Thousands of people defied an overnight curfew to take to the streets of Myanmar’s main city in support of the youths trapped in Sanchaung district.
The army takeover and arrest of elected leader Aung San Suu Kyi has plunged Myanmar into chaos.
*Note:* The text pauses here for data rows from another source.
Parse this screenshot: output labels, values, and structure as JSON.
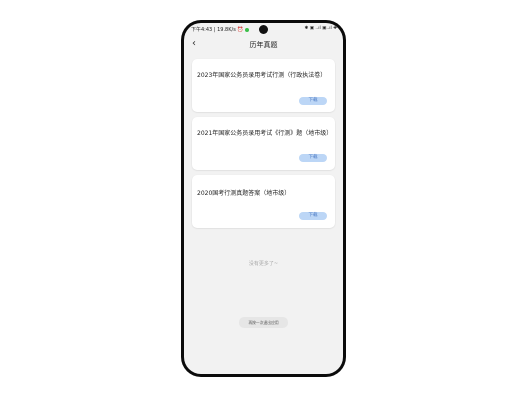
{
  "status_bar": {
    "time": "下午4:43 | 19.8K/s ⏰",
    "right_indicators": "✱ ▣ ..ıl ▣..ıl ✚"
  },
  "header": {
    "back_icon": "back-arrow-icon",
    "title": "历年真题"
  },
  "papers": [
    {
      "title": "2023年国家公务员录用考试行测（行政执法卷）",
      "button": "下载"
    },
    {
      "title": "2021年国家公务员录用考试《行测》题（地市级）",
      "button": "下载"
    },
    {
      "title": "2020国考行测真题答案（地市级）",
      "button": "下载"
    }
  ],
  "footer": {
    "no_more": "没有更多了~"
  },
  "toast": {
    "text": "再按一次退出应用"
  },
  "colors": {
    "background": "#f2f2f2",
    "card": "#ffffff",
    "button_bg": "#bcd6f6",
    "button_text": "#4a78c2"
  }
}
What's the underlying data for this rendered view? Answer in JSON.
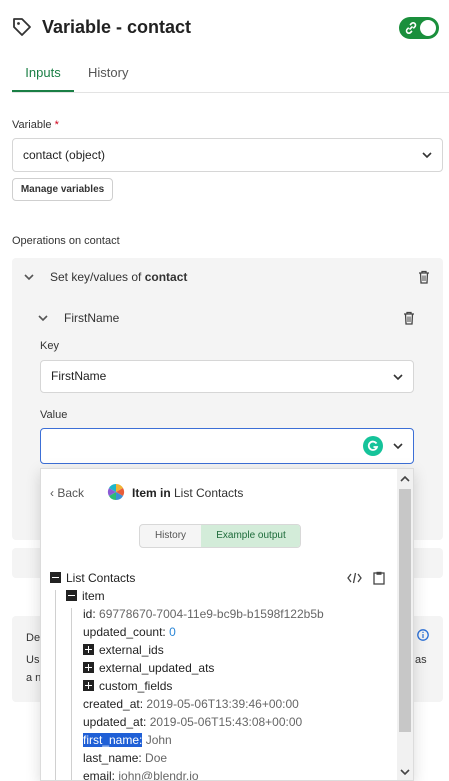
{
  "header": {
    "title": "Variable - contact"
  },
  "tabs": [
    {
      "label": "Inputs"
    },
    {
      "label": "History"
    }
  ],
  "variable": {
    "label": "Variable",
    "required_mark": "*",
    "selected": "contact (object)",
    "manage_label": "Manage variables"
  },
  "operations": {
    "heading": "Operations on contact",
    "set_prefix": "Set key/values of ",
    "set_target": "contact",
    "field_name": "FirstName",
    "key_label": "Key",
    "key_value": "FirstName",
    "value_label": "Value",
    "value_input": ""
  },
  "picker": {
    "back_label": "Back",
    "title_bold": "Item in",
    "title_rest": " List Contacts",
    "seg_history": "History",
    "seg_example": "Example output",
    "tree": {
      "root": "List Contacts",
      "item": "item",
      "id_key": "id:",
      "id_val": "69778670-7004-11e9-bc9b-b1598f122b5b",
      "updated_count_key": "updated_count:",
      "updated_count_val": "0",
      "external_ids": "external_ids",
      "external_updated_ats": "external_updated_ats",
      "custom_fields": "custom_fields",
      "created_at_key": "created_at:",
      "created_at_val": "2019-05-06T13:39:46+00:00",
      "updated_at_key": "updated_at:",
      "updated_at_val": "2019-05-06T15:43:08+00:00",
      "first_name_key": "first_name:",
      "first_name_val": "John",
      "last_name_key": "last_name:",
      "last_name_val": "Doe",
      "email_key": "email:",
      "email_val": "john@blendr.io"
    }
  },
  "description": {
    "label_fragment": "Des",
    "line1_start": "Use",
    "line1_end": "as",
    "line2_start": "a n"
  },
  "colors": {
    "accent_green": "#1a8f3c",
    "active_tab": "#1a7f45",
    "focus_blue": "#3c6fd6",
    "selection_blue": "#1f5fd6",
    "number_blue": "#2a86d6",
    "panel_gray": "#f4f4f4"
  }
}
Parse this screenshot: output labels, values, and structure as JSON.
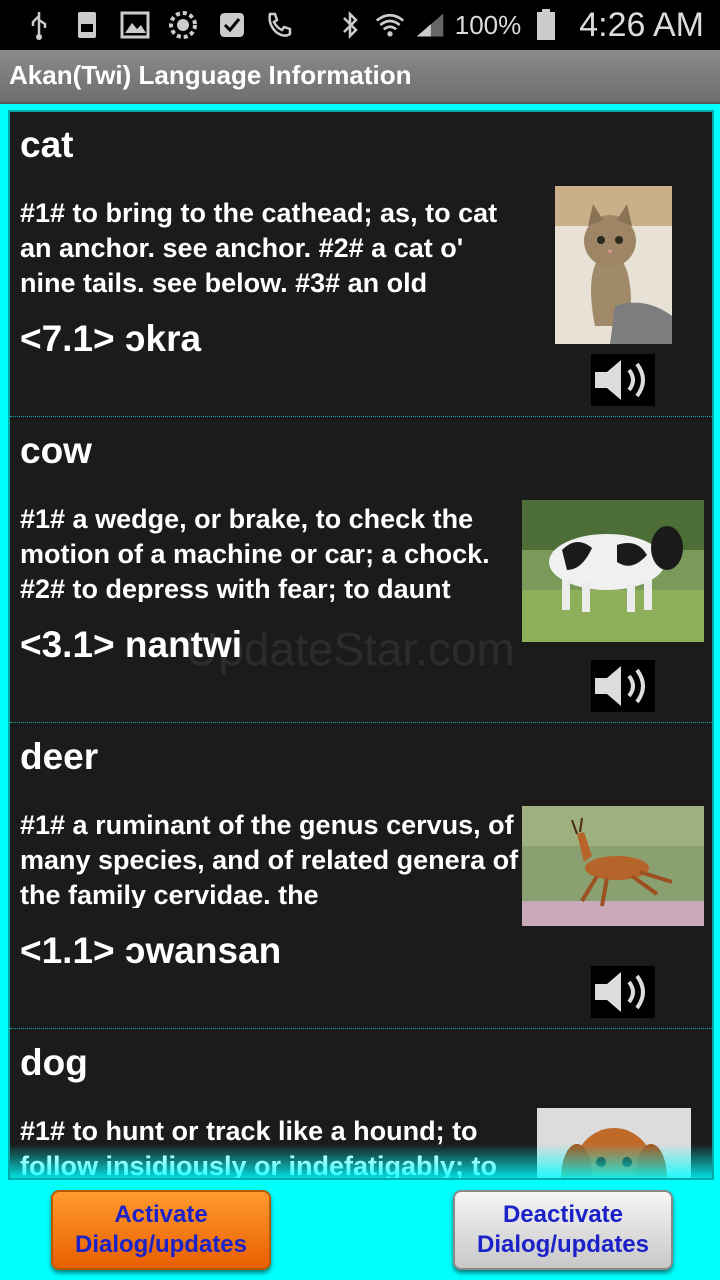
{
  "status_bar": {
    "icons": [
      "usb-icon",
      "storage-icon",
      "gallery-icon",
      "settings-icon",
      "check-icon",
      "phone-icon",
      "bluetooth-icon",
      "wifi-icon",
      "signal-icon"
    ],
    "battery_percent": "100%",
    "time": "4:26 AM"
  },
  "header": {
    "title": "Akan(Twi) Language Information"
  },
  "watermark": "UpdateStar.com",
  "entries": [
    {
      "word": "cat",
      "definition": "#1# to bring to the cathead; as, to cat an anchor. see anchor. #2# a cat o' nine tails. see below. #3# an old",
      "translation": "<7.1> ɔkra",
      "image": "cat"
    },
    {
      "word": "cow",
      "definition": "#1# a wedge, or brake, to check the motion of a machine or car; a chock. #2# to depress with fear; to daunt",
      "translation": "<3.1> nantwi",
      "image": "cow"
    },
    {
      "word": "deer",
      "definition": "#1# a ruminant of the genus cervus, of many species, and of related genera of the family cervidae. the",
      "translation": "<1.1> ɔwansan",
      "image": "deer"
    },
    {
      "word": "dog",
      "definition": "#1# to hunt or track like a hound; to follow insidiously or indefatigably; to",
      "translation": "",
      "image": "dog"
    }
  ],
  "buttons": {
    "activate": "Activate Dialog/updates",
    "deactivate": "Deactivate Dialog/updates"
  },
  "colors": {
    "background": "#00ffff",
    "list_bg": "#1b1b1b",
    "activate": "#f07a10",
    "button_text": "#1a22c8"
  }
}
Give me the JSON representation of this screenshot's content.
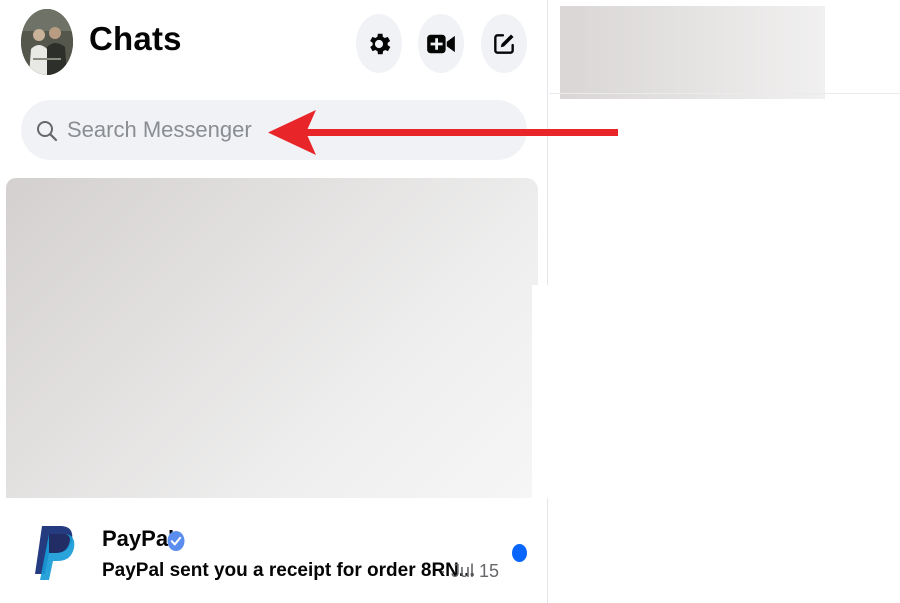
{
  "header": {
    "title": "Chats",
    "avatar_icon": "user-avatar-photo",
    "settings_icon": "gear-icon",
    "video_call_icon": "video-add-icon",
    "new_message_icon": "compose-icon"
  },
  "search": {
    "placeholder": "Search Messenger",
    "icon": "search-icon"
  },
  "chats": [
    {
      "name": "PayPal",
      "verified": true,
      "preview": "PayPal sent you a receipt for order 8RN...",
      "time": "· Jul 15",
      "unread": true,
      "logo_icon": "paypal-logo"
    }
  ],
  "annotation": {
    "color": "#e8262a",
    "points_to": "search-input"
  },
  "colors": {
    "accent": "#0866ff",
    "verified": "#5b8def",
    "search_bg": "#f0f2f5"
  }
}
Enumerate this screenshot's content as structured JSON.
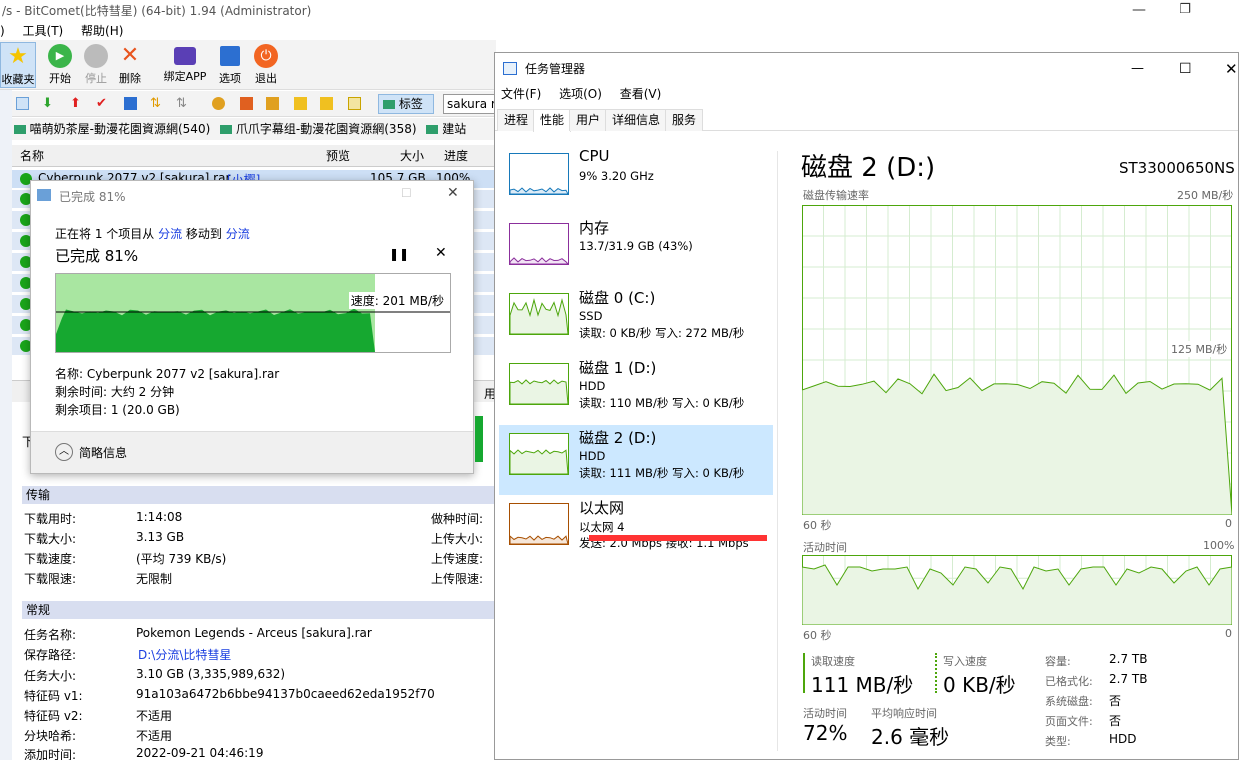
{
  "bitcomet": {
    "title": "/s - BitComet(比特彗星) (64-bit) 1.94 (Administrator)",
    "menu": [
      ")",
      "工具(T)",
      "帮助(H)"
    ],
    "toolbar": [
      {
        "label": "收藏夹",
        "icon": "star-icon"
      },
      {
        "label": "开始",
        "icon": "play-icon"
      },
      {
        "label": "停止",
        "icon": "stop-icon"
      },
      {
        "label": "删除",
        "icon": "delete-icon"
      },
      {
        "label": "绑定APP",
        "icon": "bind-app-icon"
      },
      {
        "label": "选项",
        "icon": "options-icon"
      },
      {
        "label": "退出",
        "icon": "power-icon"
      }
    ],
    "tag_button": "标签",
    "search_value": "sakura r",
    "tags": [
      "喵萌奶茶屋-動漫花園資源網(540)",
      "爪爪字幕组-動漫花園資源網(358)",
      "建站"
    ],
    "columns": {
      "name": "名称",
      "preview": "预览",
      "size": "大小",
      "progress": "进度"
    },
    "first_row": {
      "name": "Cyberpunk 2077 v2 [sakura].rar",
      "extra": "[小樱]",
      "size": "105.7 GB",
      "progress": "100%"
    },
    "partial_tab": "用",
    "partial_label": "下",
    "transfer": {
      "header": "传输",
      "items": [
        {
          "k": "下载用时:",
          "v": "1:14:08",
          "k2": "做种时间:"
        },
        {
          "k": "下载大小:",
          "v": "3.13 GB",
          "k2": "上传大小:"
        },
        {
          "k": "下载速度:",
          "v": "(平均 739 KB/s)",
          "k2": "上传速度:"
        },
        {
          "k": "下载限速:",
          "v": "无限制",
          "k2": "上传限速:"
        }
      ]
    },
    "general": {
      "header": "常规",
      "items": [
        {
          "k": "任务名称:",
          "v": "Pokemon Legends - Arceus [sakura].rar"
        },
        {
          "k": "保存路径:",
          "v": "D:\\分流\\比特彗星"
        },
        {
          "k": "任务大小:",
          "v": "3.10 GB (3,335,989,632)"
        },
        {
          "k": "特征码 v1:",
          "v": "91a103a6472b6bbe94137b0caeed62eda1952f70"
        },
        {
          "k": "特征码 v2:",
          "v": "不适用"
        },
        {
          "k": "分块哈希:",
          "v": "不适用"
        },
        {
          "k": "添加时间:",
          "v": "2022-09-21 04:46:19"
        }
      ]
    }
  },
  "dialog": {
    "title": "已完成 81%",
    "line1_a": "正在将 1 个项目从 ",
    "line1_src": "分流",
    "line1_b": " 移动到 ",
    "line1_dst": "分流",
    "percent_title": "已完成 81%",
    "speed": "速度: 201 MB/秒",
    "progress": 0.81,
    "name": "名称: Cyberpunk 2077 v2 [sakura].rar",
    "remaining_time": "剩余时间: 大约 2 分钟",
    "remaining_items": "剩余项目: 1 (20.0 GB)",
    "less_info": "简略信息"
  },
  "taskmgr": {
    "title": "任务管理器",
    "menu": [
      "文件(F)",
      "选项(O)",
      "查看(V)"
    ],
    "tabs": [
      "进程",
      "性能",
      "用户",
      "详细信息",
      "服务"
    ],
    "devices": [
      {
        "name": "CPU",
        "s1": "9% 3.20 GHz",
        "s2": "",
        "color": "#1779ba"
      },
      {
        "name": "内存",
        "s1": "13.7/31.9 GB (43%)",
        "s2": "",
        "color": "#8b2f9c"
      },
      {
        "name": "磁盘 0 (C:)",
        "s1": "SSD",
        "s2": "读取: 0 KB/秒 写入: 272 MB/秒",
        "color": "#4da60c"
      },
      {
        "name": "磁盘 1 (D:)",
        "s1": "HDD",
        "s2": "读取: 110 MB/秒 写入: 0 KB/秒",
        "color": "#4da60c"
      },
      {
        "name": "磁盘 2 (D:)",
        "s1": "HDD",
        "s2": "读取: 111 MB/秒 写入: 0 KB/秒",
        "color": "#4da60c"
      },
      {
        "name": "以太网",
        "s1": "以太网 4",
        "s2": "发送: 2.0 Mbps 接收: 1.1 Mbps",
        "color": "#a74f01"
      }
    ],
    "selected_index": 4,
    "disk_title": "磁盘 2 (D:)",
    "model": "ST33000650NS",
    "graph1": {
      "label": "磁盘传输速率",
      "max": "250 MB/秒",
      "mid": "125 MB/秒",
      "time": "60 秒",
      "zero": "0"
    },
    "graph2": {
      "label": "活动时间",
      "max": "100%",
      "time": "60 秒",
      "zero": "0"
    },
    "stats": {
      "read_label": "读取速度",
      "read": "111 MB/秒",
      "write_label": "写入速度",
      "write": "0 KB/秒",
      "active_label": "活动时间",
      "active": "72%",
      "resp_label": "平均响应时间",
      "resp": "2.6 毫秒"
    },
    "props": [
      {
        "k": "容量:",
        "v": "2.7 TB"
      },
      {
        "k": "已格式化:",
        "v": "2.7 TB"
      },
      {
        "k": "系统磁盘:",
        "v": "否"
      },
      {
        "k": "页面文件:",
        "v": "否"
      },
      {
        "k": "类型:",
        "v": "HDD"
      }
    ]
  }
}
So far, security forces are reported to have killed over 60 protesters and detained more than 1,800 since then.
In Sanchaung, police announced they would search houses for people from outside the district and would punish anyone caught hiding them.
The UN office in Myanmar as well as the US and British embassies appealed to security forces to allow protesters to leave without violence or arrest but there was no sign of them withdrawing.
On Facebook, residents and the local news service posted that as of the early hours of Tuesday, 20 people had been arrested in Sanchaung after police searched houses.
Elsewhere in Yangon, thousands of people defied a curfew, chanting “Free the students in Sanchaung”, prompting security forces firing guns and throwing stun grenades to try to disperse them.
State television MRTV earlier said: “The government’s patience has run out and while trying to minimise casualties in stopping riots, most people seek complete stability and are calling for more effective measures against riots.”
Three protesters were killed in demonstrations in northern Myanmar and the Irrawaddy Delta on Monday, according to local media.
The military has brushed off condemnation of its actions, as it has in past periods of army rule when outbreaks of protest were bloodily repressed.
In a diplomatic blow to the junta, Myanmar’s ambassador to Britain followed its UN representative by calling on Monday for the release of Suu Kyi.
Britain, the US and other Western countries have imposed limited sanctions on the junta.
The European Union is preparing to widen its sanctions to target army-run businesses, according to diplomats and documents seen by Reuters.
Thailand’s state broadcaster PBS said areas have been set aside along the border with Myanmar to house any refugees fleeing the unrest.